About this exercise: Repeat the listing in full. Nothing may be added or left out.

Input:

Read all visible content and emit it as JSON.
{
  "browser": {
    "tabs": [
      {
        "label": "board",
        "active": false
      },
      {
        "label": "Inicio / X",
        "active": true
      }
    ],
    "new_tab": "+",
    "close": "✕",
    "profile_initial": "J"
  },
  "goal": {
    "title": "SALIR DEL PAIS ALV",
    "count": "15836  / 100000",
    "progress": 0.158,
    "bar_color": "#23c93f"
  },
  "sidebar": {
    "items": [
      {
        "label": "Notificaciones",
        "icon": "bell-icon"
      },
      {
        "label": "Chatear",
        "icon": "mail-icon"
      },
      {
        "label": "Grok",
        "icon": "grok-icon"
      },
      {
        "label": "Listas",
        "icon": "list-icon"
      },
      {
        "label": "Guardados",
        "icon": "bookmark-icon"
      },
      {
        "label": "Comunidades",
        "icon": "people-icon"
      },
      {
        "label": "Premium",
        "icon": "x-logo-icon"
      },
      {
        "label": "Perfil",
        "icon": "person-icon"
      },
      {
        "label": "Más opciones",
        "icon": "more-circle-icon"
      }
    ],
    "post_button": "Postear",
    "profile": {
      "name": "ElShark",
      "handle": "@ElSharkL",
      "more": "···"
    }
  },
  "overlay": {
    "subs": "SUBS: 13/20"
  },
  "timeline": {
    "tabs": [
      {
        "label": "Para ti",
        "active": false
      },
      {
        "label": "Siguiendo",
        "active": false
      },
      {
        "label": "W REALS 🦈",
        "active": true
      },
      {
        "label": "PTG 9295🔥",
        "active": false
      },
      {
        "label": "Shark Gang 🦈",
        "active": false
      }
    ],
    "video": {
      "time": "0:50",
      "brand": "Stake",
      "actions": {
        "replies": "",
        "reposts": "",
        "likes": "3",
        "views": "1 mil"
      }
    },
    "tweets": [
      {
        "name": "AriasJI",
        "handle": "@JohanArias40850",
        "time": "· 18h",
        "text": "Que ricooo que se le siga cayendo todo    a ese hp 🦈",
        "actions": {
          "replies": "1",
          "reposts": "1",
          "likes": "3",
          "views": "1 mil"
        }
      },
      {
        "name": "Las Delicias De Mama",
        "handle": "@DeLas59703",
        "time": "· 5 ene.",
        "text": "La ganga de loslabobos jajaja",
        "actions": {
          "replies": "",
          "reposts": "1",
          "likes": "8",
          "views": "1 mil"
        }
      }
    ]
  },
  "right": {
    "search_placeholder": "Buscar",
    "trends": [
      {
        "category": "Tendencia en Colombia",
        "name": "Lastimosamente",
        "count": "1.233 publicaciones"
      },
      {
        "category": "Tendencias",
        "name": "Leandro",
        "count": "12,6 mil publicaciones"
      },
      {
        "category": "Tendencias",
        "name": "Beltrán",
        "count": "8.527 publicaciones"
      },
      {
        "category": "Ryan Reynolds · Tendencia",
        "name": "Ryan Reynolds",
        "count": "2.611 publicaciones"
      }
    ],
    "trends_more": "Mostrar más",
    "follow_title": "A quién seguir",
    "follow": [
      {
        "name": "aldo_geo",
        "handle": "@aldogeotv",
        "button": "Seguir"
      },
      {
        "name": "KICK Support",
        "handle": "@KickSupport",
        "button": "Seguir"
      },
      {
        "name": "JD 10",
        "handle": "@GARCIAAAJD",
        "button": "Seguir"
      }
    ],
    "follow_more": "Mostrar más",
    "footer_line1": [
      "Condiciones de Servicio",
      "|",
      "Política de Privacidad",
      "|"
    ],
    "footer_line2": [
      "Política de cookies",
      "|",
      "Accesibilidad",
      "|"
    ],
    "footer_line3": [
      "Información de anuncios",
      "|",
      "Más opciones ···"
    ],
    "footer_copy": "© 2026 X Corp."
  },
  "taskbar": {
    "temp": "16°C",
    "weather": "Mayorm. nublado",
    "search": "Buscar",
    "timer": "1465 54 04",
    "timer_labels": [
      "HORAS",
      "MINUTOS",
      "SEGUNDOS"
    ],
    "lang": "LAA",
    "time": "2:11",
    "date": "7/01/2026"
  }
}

Solution below:
Read all visible content and emit it as JSON.
{
  "browser": {
    "tabs": [
      {
        "label": "board",
        "active": false
      },
      {
        "label": "Inicio / X",
        "active": true
      }
    ],
    "new_tab": "+",
    "close": "✕",
    "profile_initial": "J"
  },
  "goal": {
    "title": "SALIR DEL PAIS ALV",
    "count": "15836  / 100000",
    "progress": 0.158,
    "bar_color": "#23c93f"
  },
  "sidebar": {
    "items": [
      {
        "label": "Notificaciones",
        "icon": "bell-icon"
      },
      {
        "label": "Chatear",
        "icon": "mail-icon"
      },
      {
        "label": "Grok",
        "icon": "grok-icon"
      },
      {
        "label": "Listas",
        "icon": "list-icon"
      },
      {
        "label": "Guardados",
        "icon": "bookmark-icon"
      },
      {
        "label": "Comunidades",
        "icon": "people-icon"
      },
      {
        "label": "Premium",
        "icon": "x-logo-icon"
      },
      {
        "label": "Perfil",
        "icon": "person-icon"
      },
      {
        "label": "Más opciones",
        "icon": "more-circle-icon"
      }
    ],
    "post_button": "Postear",
    "profile": {
      "name": "ElShark",
      "handle": "@ElSharkL",
      "more": "···"
    }
  },
  "overlay": {
    "subs": "SUBS: 13/20"
  },
  "timeline": {
    "tabs": [
      {
        "label": "Para ti",
        "active": false
      },
      {
        "label": "Siguiendo",
        "active": false
      },
      {
        "label": "W REALS 🦈",
        "active": true
      },
      {
        "label": "PTG 9295🔥",
        "active": false
      },
      {
        "label": "Shark Gang 🦈",
        "active": false
      }
    ],
    "video": {
      "time": "0:50",
      "brand": "Stake",
      "actions": {
        "replies": "",
        "reposts": "",
        "likes": "3",
        "views": "1 mil"
      }
    },
    "tweets": [
      {
        "name": "AriasJI",
        "handle": "@JohanArias40850",
        "time": "· 18h",
        "text": "Que ricooo que se le siga cayendo todo    a ese hp 🦈",
        "actions": {
          "replies": "1",
          "reposts": "1",
          "likes": "3",
          "views": "1 mil"
        }
      },
      {
        "name": "Las Delicias De Mama",
        "handle": "@DeLas59703",
        "time": "· 5 ene.",
        "text": "La ganga de loslabobos jajaja",
        "actions": {
          "replies": "",
          "reposts": "1",
          "likes": "8",
          "views": "1 mil"
        }
      }
    ]
  },
  "right": {
    "search_placeholder": "Buscar",
    "trends": [
      {
        "category": "Tendencia en Colombia",
        "name": "Lastimosamente",
        "count": "1.233 publicaciones"
      },
      {
        "category": "Tendencias",
        "name": "Leandro",
        "count": "12,6 mil publicaciones"
      },
      {
        "category": "Tendencias",
        "name": "Beltrán",
        "count": "8.527 publicaciones"
      },
      {
        "category": "Ryan Reynolds · Tendencia",
        "name": "Ryan Reynolds",
        "count": "2.611 publicaciones"
      }
    ],
    "trends_more": "Mostrar más",
    "follow_title": "A quién seguir",
    "follow": [
      {
        "name": "aldo_geo",
        "handle": "@aldogeotv",
        "button": "Seguir"
      },
      {
        "name": "KICK Support",
        "handle": "@KickSupport",
        "button": "Seguir"
      },
      {
        "name": "JD 10",
        "handle": "@GARCIAAAJD",
        "button": "Seguir"
      }
    ],
    "follow_more": "Mostrar más",
    "footer_line1": [
      "Condiciones de Servicio",
      "|",
      "Política de Privacidad",
      "|"
    ],
    "footer_line2": [
      "Política de cookies",
      "|",
      "Accesibilidad",
      "|"
    ],
    "footer_line3": [
      "Información de anuncios",
      "|",
      "Más opciones ···"
    ],
    "footer_copy": "© 2026 X Corp."
  },
  "taskbar": {
    "temp": "16°C",
    "weather": "Mayorm. nublado",
    "search": "Buscar",
    "timer": "1465 54 04",
    "timer_labels": [
      "HORAS",
      "MINUTOS",
      "SEGUNDOS"
    ],
    "lang": "LAA",
    "time": "2:11",
    "date": "7/01/2026"
  }
}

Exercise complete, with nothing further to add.